De Grasse, who is working with coach Rana Reider on the first 30 metres of the 100, will travel to Montreal to compete at the Canadian championships next weekend.
“Andre’s a threat, you can’t sleep on Andre,” said Hughes. “He won [world] bronze in 2015 [in 9.92] and got a [bronze] medal [in the 100] at the Olympics and I give respect when respect is due. He’s very competitive and I know in due time he’ll get back to where he wants to be.”
He lost his national titles in the 100 and 200 last year to rival Aaron Brown, who is coming off a season-best 10.07 on July 5 at a Diamond League meet in Lausanne.
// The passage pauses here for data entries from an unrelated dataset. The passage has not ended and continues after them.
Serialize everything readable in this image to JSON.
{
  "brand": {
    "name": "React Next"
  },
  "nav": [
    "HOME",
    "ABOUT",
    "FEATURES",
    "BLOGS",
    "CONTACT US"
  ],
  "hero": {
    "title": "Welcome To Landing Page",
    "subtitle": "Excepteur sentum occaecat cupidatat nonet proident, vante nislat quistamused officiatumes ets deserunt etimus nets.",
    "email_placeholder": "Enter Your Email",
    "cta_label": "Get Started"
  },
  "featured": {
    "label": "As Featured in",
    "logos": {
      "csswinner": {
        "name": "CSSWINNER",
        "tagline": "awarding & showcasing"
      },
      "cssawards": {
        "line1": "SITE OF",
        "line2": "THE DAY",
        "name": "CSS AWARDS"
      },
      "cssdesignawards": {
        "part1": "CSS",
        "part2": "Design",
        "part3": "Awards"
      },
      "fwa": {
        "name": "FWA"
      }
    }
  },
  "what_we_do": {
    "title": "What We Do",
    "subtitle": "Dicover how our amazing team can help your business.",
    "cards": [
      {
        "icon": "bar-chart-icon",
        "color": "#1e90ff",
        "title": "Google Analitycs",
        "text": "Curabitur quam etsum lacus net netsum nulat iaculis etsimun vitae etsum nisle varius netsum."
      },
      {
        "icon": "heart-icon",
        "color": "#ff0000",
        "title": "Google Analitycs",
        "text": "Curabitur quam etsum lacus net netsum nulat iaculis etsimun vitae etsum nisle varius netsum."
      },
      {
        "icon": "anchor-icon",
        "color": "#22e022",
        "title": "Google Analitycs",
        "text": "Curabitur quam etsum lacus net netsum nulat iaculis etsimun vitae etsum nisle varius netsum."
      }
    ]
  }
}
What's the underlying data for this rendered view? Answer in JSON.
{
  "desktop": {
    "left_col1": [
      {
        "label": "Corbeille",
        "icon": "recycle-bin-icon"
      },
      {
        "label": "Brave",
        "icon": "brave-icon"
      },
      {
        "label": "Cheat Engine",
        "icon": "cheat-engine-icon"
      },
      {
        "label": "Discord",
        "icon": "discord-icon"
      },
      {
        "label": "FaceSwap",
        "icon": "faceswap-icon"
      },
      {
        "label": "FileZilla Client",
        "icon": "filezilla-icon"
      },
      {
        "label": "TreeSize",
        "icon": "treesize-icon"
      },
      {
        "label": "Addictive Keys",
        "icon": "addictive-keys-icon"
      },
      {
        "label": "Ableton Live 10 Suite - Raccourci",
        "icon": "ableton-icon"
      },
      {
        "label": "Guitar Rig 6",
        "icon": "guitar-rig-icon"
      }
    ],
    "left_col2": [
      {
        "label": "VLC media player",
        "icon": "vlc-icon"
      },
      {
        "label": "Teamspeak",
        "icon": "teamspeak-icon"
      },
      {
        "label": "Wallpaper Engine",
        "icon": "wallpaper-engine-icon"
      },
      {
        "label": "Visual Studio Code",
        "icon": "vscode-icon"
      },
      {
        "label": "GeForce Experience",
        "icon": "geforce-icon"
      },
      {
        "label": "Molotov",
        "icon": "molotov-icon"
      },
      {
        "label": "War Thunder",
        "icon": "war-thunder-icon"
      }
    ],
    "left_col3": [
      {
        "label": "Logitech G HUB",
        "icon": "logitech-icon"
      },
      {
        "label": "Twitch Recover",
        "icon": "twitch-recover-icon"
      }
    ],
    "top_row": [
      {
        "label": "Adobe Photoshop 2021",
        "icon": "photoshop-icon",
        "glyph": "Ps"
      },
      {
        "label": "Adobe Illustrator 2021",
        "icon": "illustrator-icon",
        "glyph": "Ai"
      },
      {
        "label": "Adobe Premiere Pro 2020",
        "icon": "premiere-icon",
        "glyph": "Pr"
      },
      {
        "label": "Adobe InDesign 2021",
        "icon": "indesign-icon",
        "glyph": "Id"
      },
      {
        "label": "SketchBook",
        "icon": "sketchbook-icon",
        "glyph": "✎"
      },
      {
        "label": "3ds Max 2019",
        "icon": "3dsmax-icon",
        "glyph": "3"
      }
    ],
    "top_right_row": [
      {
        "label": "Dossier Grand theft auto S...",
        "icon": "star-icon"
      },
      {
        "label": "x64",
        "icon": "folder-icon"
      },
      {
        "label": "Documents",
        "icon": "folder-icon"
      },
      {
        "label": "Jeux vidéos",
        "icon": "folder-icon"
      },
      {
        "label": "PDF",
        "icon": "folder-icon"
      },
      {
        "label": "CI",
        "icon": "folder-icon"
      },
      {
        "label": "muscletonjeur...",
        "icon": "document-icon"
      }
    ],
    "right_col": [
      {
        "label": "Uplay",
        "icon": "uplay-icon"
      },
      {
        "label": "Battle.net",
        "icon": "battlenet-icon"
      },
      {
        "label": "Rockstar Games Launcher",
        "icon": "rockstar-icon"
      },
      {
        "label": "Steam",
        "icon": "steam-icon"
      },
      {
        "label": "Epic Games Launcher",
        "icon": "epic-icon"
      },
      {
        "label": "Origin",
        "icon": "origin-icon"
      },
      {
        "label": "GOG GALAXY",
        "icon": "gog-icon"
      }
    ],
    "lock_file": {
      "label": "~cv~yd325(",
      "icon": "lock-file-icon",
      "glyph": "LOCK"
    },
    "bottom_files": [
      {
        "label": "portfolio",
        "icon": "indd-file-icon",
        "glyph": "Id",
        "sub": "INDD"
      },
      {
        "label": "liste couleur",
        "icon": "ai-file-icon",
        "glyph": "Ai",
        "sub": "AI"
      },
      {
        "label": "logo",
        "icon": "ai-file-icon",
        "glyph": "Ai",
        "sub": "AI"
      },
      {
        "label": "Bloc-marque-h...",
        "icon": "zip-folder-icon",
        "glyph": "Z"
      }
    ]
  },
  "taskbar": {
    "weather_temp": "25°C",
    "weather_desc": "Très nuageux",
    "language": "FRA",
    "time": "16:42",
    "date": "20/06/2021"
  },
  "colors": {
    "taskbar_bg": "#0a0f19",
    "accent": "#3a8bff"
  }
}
In the 200, De Grasse edged Brown (19.92/19.95) for third place at Switzerland after the latter won a 200 showdown (20.07/20.21) in Shanghai on May 18.
“I’m gonna try to get back the Canadian title,” said De Grasse, who tied his previous season-best of 10.05 earlier Saturday in his 100 semifinal heat. “It’s going to be fun racing against [Brown]. It’s definitely going to be a challenge and I look forward to it.”
Elaine Thompson rules 200m
Olympic champion Elaine Thompson was a convincing winner of the women’s 200 in 22.13, outlasting a fast-finishing Marie-Josee Ta Lou (22.36) and Britain’s Beth Dobbin, who was delighted with a personal best of 22.50 having had to miss the race a year ago to work.
Other Canadian results on Saturday:
- Alysha Newman, pole vault — 6th, 4.65 metres
- Liz Gleadle, women’s javelin — 10th, 58.38m
The following is a list of upcoming Diamond League meets, all times ET:
- London, England (Sunday, 9–11 a.m.)
- Birmingham, England (Aug. 18, 9–11 a.m.)
- Paris (Aug. 24, 2–4 p.m.)
- Zurich (Aug. 29, 2–4 p.m.)
- Brussels (Sept. 7, 2–4 p.m.)